E-cigarettes have the potential to benefit adult smokers who are not pregnant if used as a complete substitute for regular cigarettes and other smoked tobacco products.
Farther down the page – after you scroll past sections telling you about “cancer-causing chemicals” in vapor and how “scientists are still learning about their long-term health effects” – the “Are e-cigarettes less harmful than regular cigarettes?” section reads:
Yes—but that doesn’t mean e-cigarettes are safe. E-cigarette aerosol generally contains fewer toxic chemicals than the deadly mix of 7,000 chemicals in smoke from regular cigarettes. However, e-cigarette aerosol is not harmless. It can contain harmful and potentially harmful substances, including nicotine, heavy metals like lead, volatile organic compounds, and cancer-causing agents.
The information is essentially the same as the NHS page, but the framing of the information is completely different. The initial “yes” is the most positive and least misleading part of the whole thing. While the NHS basically says “yes, they’re much safer; not perfect, but vastly better than smoking,” the CDC says “yes, better than the deadly mix of chemicals in cigarette smoke but they’re still not safe. They have scary chemicals in.”
Even small details like saying “generally contains fewer toxic chemicals” (implying that they sometimes contain more) rather than just “contains fewer toxic chemicals” (aka the truth) creates a very different impression. The CDC emphasizes danger and doubt, even when directly responding to a question with an unambiguous answer, while the NHS simply provides the unambiguous answer, and even goes a step further by dispelling the common misconceptions surrounding chemicals in vapor.
The CDC may feel justified because the truth is technically in there (mainly in one word, but still), but this just simply isn’t good enough. The proof is in the data: people in the US are more likely to misunderstand the relative risks of vaping than people in the UK.
But the UK Situation Still Isn’t Great, So Who is Responsible?
Last time we covered research like this, the conclusion was that while public health groups that play up the dangers of vaping take some of the blame, most of it falls on the media.

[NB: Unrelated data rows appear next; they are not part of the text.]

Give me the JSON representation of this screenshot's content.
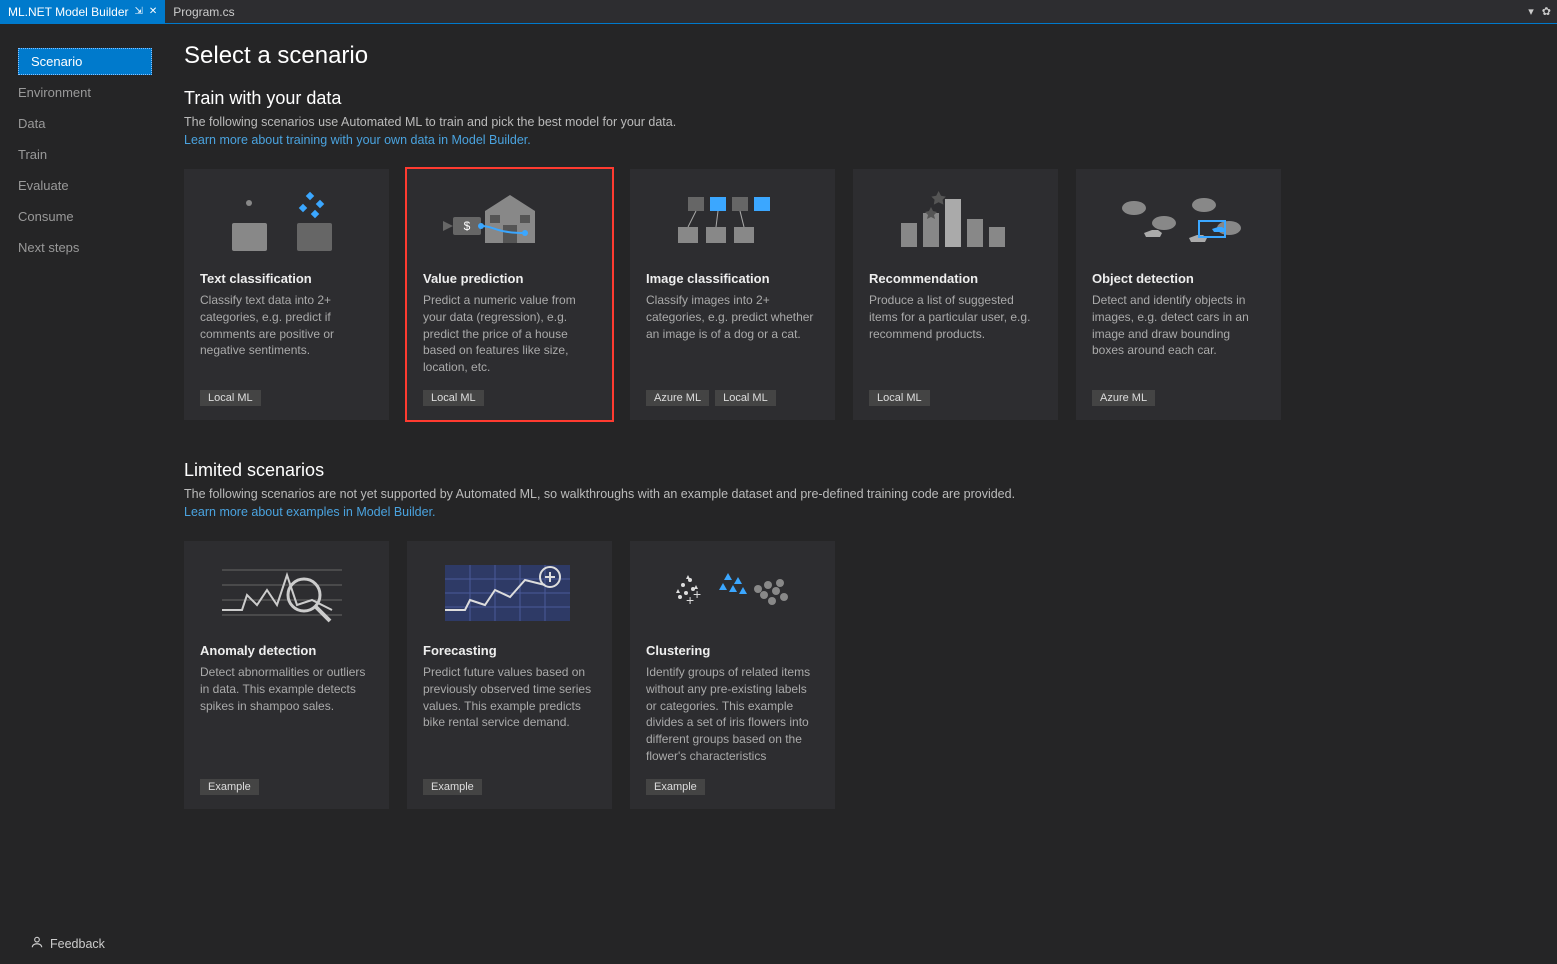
{
  "tabs": {
    "active": "ML.NET Model Builder",
    "inactive": "Program.cs"
  },
  "sidebar": {
    "items": [
      "Scenario",
      "Environment",
      "Data",
      "Train",
      "Evaluate",
      "Consume",
      "Next steps"
    ],
    "selectedIndex": 0
  },
  "page": {
    "title": "Select a scenario",
    "section1": {
      "heading": "Train with your data",
      "sub": "The following scenarios use Automated ML to train and pick the best model for your data.",
      "link": "Learn more about training with your own data in Model Builder."
    },
    "section2": {
      "heading": "Limited scenarios",
      "sub": "The following scenarios are not yet supported by Automated ML, so walkthroughs with an example dataset and pre-defined training code are provided.",
      "link": "Learn more about examples in Model Builder."
    }
  },
  "cards1": [
    {
      "title": "Text classification",
      "desc": "Classify text data into 2+ categories, e.g. predict if comments are positive or negative sentiments.",
      "badges": [
        "Local ML"
      ],
      "highlight": false
    },
    {
      "title": "Value prediction",
      "desc": "Predict a numeric value from your data (regression), e.g. predict the price of a house based on features like size, location, etc.",
      "badges": [
        "Local ML"
      ],
      "highlight": true
    },
    {
      "title": "Image classification",
      "desc": "Classify images into 2+ categories, e.g. predict whether an image is of a dog or a cat.",
      "badges": [
        "Azure ML",
        "Local ML"
      ],
      "highlight": false
    },
    {
      "title": "Recommendation",
      "desc": "Produce a list of suggested items for a particular user, e.g. recommend products.",
      "badges": [
        "Local ML"
      ],
      "highlight": false
    },
    {
      "title": "Object detection",
      "desc": "Detect and identify objects in images, e.g. detect cars in an image and draw bounding boxes around each car.",
      "badges": [
        "Azure ML"
      ],
      "highlight": false
    }
  ],
  "cards2": [
    {
      "title": "Anomaly detection",
      "desc": "Detect abnormalities or outliers in data. This example detects spikes in shampoo sales.",
      "badges": [
        "Example"
      ]
    },
    {
      "title": "Forecasting",
      "desc": "Predict future values based on previously observed time series values. This example predicts bike rental service demand.",
      "badges": [
        "Example"
      ]
    },
    {
      "title": "Clustering",
      "desc": "Identify groups of related items without any pre-existing labels or categories. This example divides a set of iris flowers into different groups based on the flower's characteristics",
      "badges": [
        "Example"
      ]
    }
  ],
  "feedback": "Feedback"
}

The fact that the situation is worse in the US clearly shows the impact of official sources being honest about vaping. People do generally trust official sources, and so what they say really matters. If you’re in public health, you can make a difference.
But this can’t change the conclusion that the main portion of the blame falls onto the media. Even in the much more positive environment in the UK, perceptions of risk have been moving in the wrong direction and the number correctly identifying vaping as safer than smoking is still too low. But if you don’t actively search for information on vaping (which it seems most people don’t), all you’re left with are what the media says and what you pick up from word-of-mouth, which ultimately probably comes from the media again.
So journalists, vying for clicks in an increasingly-competitive environment, might feel justified in latching onto a study and playing up the scariest angle for clicks, but the truth is that they are discouraging people from making a positive decision for their own health. In the US, this compounds with misleading information from official sources to create what can only be described as a deplorable and downright embarrassing misunderstanding among the public.
This is an important study with serious implications for public health. Vaping poses only a small fraction of risks of smoking, but over the past few years, we have seen a barrage of misinformation about e-cigarettes that has been persuading smokers that vaping is dangerous and that they should stick to smoking. Some ‘fake news’ are of little importance, but this study shows that fake news on dangers of e-cigarettes did penetrate the public consciousness and are likely to be harming public health. Health organisations and responsible media now face an urgent task to correct this misinformation.